Petraeus’s spectacular rise was the result of the key methods used by most of today’s top power piranhas: connections and media manipulation. Among his most important connections has been his long-time mentor, retired Army lieutenant general Jack Keane, who had access to both young Mr. Bush and Dick Cheney, and was a darling of the neoconservative warmongery nominally headed by Bill Kristol. It was Keane who championed Petraeus at the White House and who, during the early days of the surge, silenced Petraeus’s critics in the Pentagon.
Petraeus’s other golden connection is veteran military correspondent Thomas E. Ricks, who met Petraeus when he was a colonel or lieutenant colonel (Ricks can’t remember which). The myth of Petraeus’s “very successful tour” in Mosul largely sprang from Ricks’ 2005 book Fiasco: The American Military Adventure in Iraq. When Petraeus snagged the assignment to command the entire Iraq theater in early 2007, Ricks kicked the hagiography machine into overdrive, referring to Petraeus as a “force of nature” and a “fascinating character” who was “just about the best general in the Army.” Ricks later went so far as to compare Petraeus to Alexander the Great.
The hapless U.S. media aped Ricks’ hyperbole. Petraeus became “the most admired American general of recent times” and the man who “wrote the book on counterinsurgency” (even though the only part of the new Army and Marine Corps manual on counterinsurgency he actually wrote was his signature on the endorsing letter). In December 2007 Time magazine named Petraeus its “Person of the Year.” The next week, Kristol’s absurd Weekly Standard promoted Petraeus to “America’s Man of the Year.”

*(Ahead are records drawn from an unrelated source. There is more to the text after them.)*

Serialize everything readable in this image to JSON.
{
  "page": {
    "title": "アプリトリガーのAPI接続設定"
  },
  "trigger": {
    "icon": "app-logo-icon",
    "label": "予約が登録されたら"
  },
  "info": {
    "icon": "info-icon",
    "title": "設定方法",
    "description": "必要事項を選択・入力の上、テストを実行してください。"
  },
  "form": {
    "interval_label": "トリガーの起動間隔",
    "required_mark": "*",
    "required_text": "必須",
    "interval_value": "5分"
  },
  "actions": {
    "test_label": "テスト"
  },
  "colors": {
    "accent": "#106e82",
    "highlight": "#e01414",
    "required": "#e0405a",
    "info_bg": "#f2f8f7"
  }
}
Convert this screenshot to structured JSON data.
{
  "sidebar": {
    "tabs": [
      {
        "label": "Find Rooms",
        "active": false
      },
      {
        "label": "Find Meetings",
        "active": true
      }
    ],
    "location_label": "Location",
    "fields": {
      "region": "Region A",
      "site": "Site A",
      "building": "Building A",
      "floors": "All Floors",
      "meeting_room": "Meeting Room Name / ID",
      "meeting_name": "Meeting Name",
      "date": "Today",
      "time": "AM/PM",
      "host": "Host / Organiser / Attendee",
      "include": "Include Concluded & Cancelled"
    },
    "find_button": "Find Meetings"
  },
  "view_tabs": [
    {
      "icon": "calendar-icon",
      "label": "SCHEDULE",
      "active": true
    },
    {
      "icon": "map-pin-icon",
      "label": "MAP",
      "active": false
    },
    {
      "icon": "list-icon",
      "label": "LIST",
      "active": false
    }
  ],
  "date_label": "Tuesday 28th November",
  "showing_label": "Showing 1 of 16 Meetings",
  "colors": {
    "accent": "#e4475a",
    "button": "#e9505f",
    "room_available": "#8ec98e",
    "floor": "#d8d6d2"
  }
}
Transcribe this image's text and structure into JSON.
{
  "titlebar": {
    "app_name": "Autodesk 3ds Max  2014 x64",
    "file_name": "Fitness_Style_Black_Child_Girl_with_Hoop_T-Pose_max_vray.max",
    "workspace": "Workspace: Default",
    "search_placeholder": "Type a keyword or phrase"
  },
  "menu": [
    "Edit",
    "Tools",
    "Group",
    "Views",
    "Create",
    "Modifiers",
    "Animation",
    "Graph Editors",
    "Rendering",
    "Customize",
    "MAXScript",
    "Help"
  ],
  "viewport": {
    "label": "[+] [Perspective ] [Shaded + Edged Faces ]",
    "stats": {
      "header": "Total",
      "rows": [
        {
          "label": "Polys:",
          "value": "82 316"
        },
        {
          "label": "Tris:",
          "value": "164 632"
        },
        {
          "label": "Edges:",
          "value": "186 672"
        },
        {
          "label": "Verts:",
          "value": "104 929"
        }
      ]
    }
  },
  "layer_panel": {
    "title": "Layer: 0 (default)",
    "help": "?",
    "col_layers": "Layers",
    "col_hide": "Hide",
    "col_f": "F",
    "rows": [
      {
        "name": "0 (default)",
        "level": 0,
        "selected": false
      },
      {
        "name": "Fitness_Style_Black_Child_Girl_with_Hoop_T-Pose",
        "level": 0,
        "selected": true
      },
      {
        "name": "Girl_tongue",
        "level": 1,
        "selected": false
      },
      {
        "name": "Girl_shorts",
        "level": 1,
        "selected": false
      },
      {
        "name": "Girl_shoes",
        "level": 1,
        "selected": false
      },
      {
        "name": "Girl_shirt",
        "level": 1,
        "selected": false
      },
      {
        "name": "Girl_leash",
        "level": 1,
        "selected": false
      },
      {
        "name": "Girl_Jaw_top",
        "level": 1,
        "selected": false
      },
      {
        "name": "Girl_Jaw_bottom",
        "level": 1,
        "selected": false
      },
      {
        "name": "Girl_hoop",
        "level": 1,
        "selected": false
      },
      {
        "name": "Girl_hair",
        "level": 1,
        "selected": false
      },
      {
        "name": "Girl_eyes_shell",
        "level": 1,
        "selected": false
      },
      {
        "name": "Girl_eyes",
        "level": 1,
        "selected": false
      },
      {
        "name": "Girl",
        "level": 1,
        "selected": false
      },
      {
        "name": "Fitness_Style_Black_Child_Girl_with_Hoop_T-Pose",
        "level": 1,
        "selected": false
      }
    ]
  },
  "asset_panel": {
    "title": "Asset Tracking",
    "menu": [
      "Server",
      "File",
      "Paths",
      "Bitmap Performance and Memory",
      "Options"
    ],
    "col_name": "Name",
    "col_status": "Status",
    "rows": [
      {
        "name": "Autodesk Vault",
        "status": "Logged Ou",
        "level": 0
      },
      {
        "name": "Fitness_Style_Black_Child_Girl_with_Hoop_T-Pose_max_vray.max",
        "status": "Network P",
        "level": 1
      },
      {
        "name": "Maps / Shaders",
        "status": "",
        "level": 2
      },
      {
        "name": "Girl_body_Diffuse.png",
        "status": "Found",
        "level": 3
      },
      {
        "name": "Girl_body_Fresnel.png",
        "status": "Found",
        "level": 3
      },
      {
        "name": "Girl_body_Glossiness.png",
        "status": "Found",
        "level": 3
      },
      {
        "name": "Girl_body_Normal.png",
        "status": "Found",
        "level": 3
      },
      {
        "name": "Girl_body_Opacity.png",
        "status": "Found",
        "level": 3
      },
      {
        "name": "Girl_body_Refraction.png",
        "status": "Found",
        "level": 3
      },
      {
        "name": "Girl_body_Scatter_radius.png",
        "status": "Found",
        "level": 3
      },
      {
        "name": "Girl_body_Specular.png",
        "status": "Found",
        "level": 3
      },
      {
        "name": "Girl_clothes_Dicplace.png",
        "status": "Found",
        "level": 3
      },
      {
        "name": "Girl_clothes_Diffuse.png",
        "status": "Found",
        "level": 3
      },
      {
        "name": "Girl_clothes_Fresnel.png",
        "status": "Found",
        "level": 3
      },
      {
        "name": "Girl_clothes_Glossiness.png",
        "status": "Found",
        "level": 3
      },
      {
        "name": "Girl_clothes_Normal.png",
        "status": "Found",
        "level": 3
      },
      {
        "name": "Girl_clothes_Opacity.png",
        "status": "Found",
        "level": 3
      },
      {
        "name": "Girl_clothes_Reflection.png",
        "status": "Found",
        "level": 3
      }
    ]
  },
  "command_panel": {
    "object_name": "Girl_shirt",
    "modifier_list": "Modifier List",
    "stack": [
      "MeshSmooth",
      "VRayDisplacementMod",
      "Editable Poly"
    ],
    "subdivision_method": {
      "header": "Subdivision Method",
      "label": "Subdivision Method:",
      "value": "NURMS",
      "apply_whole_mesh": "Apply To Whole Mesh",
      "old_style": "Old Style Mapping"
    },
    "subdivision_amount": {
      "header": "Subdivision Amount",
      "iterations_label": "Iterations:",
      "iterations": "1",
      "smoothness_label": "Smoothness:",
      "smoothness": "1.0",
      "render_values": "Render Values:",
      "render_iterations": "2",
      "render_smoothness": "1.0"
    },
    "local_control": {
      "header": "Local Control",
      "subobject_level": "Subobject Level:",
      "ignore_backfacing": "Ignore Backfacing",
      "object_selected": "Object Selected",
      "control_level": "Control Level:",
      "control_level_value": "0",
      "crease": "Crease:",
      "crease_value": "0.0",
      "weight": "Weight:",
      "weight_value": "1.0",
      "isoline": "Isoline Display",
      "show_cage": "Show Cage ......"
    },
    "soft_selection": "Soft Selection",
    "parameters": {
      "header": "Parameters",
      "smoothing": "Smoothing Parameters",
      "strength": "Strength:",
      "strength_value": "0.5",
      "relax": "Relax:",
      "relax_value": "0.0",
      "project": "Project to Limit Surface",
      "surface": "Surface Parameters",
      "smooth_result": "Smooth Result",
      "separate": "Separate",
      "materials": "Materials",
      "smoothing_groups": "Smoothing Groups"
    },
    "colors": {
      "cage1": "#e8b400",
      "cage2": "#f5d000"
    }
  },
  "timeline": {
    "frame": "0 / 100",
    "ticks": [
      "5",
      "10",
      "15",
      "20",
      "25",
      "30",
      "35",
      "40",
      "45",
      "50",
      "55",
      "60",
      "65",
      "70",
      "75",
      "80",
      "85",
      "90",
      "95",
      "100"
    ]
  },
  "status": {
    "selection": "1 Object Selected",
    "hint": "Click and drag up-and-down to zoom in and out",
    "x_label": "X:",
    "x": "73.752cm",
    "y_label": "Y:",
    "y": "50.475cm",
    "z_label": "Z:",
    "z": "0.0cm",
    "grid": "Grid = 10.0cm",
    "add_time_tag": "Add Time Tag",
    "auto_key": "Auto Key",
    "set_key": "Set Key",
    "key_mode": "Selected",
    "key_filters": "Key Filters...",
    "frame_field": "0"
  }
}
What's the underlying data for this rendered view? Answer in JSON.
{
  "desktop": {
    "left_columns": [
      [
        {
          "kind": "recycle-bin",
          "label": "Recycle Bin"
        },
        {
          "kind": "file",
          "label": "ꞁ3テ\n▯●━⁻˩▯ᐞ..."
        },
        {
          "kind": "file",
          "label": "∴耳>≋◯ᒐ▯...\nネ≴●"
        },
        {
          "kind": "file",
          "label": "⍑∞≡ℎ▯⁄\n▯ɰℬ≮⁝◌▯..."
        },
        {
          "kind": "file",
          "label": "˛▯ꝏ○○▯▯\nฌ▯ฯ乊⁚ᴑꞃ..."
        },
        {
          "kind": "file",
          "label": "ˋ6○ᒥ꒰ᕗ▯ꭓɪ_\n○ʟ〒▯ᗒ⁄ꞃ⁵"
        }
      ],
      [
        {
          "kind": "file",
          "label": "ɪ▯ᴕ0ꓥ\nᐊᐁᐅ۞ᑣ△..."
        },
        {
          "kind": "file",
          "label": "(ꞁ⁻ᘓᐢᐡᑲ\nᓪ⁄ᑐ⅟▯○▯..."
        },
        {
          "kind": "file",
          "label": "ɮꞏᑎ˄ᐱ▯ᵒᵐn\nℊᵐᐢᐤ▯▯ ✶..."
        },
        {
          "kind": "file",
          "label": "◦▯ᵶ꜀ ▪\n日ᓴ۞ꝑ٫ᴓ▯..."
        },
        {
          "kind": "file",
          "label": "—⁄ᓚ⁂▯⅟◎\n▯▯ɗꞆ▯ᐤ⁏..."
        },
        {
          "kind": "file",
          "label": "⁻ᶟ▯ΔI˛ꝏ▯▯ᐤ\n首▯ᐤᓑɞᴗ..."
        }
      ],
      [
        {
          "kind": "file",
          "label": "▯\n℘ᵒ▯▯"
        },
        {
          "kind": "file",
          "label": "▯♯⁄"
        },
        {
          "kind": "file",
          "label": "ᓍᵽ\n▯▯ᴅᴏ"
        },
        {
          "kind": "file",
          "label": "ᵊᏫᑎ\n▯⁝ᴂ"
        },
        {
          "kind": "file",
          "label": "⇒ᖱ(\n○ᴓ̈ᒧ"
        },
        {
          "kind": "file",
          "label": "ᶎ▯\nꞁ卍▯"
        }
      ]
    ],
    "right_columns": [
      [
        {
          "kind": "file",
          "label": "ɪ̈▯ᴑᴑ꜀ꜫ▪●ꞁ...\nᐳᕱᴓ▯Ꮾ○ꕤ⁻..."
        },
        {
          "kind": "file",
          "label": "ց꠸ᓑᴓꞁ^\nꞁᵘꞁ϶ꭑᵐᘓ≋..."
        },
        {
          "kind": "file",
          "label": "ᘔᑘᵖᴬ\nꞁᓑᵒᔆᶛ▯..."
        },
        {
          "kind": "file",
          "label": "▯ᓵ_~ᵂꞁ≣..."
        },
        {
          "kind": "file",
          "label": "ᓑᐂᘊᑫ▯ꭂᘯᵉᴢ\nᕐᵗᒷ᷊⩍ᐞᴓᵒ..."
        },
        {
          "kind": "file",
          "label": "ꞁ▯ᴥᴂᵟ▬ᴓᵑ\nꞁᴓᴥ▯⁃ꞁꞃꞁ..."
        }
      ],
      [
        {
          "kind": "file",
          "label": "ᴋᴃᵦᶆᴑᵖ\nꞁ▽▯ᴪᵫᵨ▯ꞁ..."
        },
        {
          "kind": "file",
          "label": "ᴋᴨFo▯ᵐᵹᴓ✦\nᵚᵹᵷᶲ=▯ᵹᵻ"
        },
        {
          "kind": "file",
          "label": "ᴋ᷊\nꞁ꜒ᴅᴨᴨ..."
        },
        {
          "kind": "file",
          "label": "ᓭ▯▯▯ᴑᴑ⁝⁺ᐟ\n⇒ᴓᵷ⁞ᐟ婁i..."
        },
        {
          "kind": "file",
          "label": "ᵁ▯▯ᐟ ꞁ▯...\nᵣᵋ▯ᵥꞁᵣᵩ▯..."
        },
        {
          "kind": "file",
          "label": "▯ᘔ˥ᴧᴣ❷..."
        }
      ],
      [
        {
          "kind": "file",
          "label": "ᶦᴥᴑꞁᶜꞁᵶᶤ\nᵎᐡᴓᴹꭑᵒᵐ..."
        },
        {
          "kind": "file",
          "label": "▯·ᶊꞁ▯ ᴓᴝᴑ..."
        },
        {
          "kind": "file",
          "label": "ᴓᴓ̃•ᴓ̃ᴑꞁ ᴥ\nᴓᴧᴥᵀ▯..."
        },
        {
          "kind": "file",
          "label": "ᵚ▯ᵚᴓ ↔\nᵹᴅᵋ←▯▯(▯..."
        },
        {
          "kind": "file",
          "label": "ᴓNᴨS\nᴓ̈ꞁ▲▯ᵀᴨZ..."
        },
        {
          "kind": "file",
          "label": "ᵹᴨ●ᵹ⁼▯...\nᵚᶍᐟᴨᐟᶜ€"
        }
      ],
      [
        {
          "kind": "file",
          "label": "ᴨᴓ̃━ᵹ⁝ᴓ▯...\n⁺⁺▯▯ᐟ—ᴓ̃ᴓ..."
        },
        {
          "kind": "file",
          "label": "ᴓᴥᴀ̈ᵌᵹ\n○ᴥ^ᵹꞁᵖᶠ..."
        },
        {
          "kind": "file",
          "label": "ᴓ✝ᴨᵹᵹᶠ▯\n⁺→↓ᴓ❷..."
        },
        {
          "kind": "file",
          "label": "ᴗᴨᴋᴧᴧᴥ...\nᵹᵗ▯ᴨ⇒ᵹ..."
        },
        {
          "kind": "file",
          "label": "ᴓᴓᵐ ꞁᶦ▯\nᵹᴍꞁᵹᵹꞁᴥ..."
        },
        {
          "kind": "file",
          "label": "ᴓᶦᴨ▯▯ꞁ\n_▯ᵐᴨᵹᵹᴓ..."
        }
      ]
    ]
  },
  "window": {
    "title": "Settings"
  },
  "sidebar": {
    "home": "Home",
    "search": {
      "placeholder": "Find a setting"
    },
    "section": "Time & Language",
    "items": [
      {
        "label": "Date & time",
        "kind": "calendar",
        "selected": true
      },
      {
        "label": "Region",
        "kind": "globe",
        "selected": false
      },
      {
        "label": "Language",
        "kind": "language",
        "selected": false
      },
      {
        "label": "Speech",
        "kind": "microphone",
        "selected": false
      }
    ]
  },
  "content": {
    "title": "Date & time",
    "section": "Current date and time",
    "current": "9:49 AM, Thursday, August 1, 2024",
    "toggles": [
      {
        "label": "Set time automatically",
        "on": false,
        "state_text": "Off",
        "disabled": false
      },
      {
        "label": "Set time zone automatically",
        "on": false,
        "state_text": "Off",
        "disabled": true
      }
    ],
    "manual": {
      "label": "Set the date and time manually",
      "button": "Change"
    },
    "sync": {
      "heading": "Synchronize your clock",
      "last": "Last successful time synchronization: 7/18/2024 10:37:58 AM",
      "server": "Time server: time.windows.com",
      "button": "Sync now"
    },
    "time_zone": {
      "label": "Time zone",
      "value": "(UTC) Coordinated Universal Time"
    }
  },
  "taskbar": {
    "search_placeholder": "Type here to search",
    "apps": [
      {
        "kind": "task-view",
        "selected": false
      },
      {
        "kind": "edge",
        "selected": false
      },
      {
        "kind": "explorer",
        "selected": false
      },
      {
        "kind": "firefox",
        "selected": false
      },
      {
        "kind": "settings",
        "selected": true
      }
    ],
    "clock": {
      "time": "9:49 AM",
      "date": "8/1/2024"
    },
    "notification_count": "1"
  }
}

Such hoopla for a general who has dug us into an even deeper hole than the one we were in before.
Petraeus is also the master of two other techniques of modern American leadership: knowing when to keep one’s mouth shut and how to delegate blame to one’s subordinates. Though he has pulled the strings of his public relations campaign, his accolades have come from mouthpieces like Ricks and Petraeus’s erstwhile personal public affairs colonel Steven Boylan, as have the declarations of surge strategy’s “success,” and Petraeus attacks his critics through proxies like Boylan and the rabid right-wing blogosphere. Petraeus himself maintains a modest demeanor in public, and always speaks cautiously about the status of his military operations.
If McChrystal is Petraeus’s second coming, Ray Odierno is a retroactive prequel. In the hands of Ricks, Odie made an eye-watering transformation from Desert Ox to Desert Fox. In Fiasco, Odierno’s hoof-fisted tactics were the irritant that gave rise to the Iraq insurgency. In Rick’s 2009 book The Gamble: General David Petraeus and the American Military Adventure in Iraq, 2006-2008, Odierno became the “dissenter who changed the war” by pushing for the surge and embracing the new counterinsurgency manual. If Iraq reverts back to a fiasco and the quagmire gels in the Bananastans, Odierno and McChrystal will take the fall, as will their commander in chief Barack Obama.
Petraeus will emerge from the dung heap of U.S. foreign policy emitting the aura of an American Caesar and the aroma of rose petals.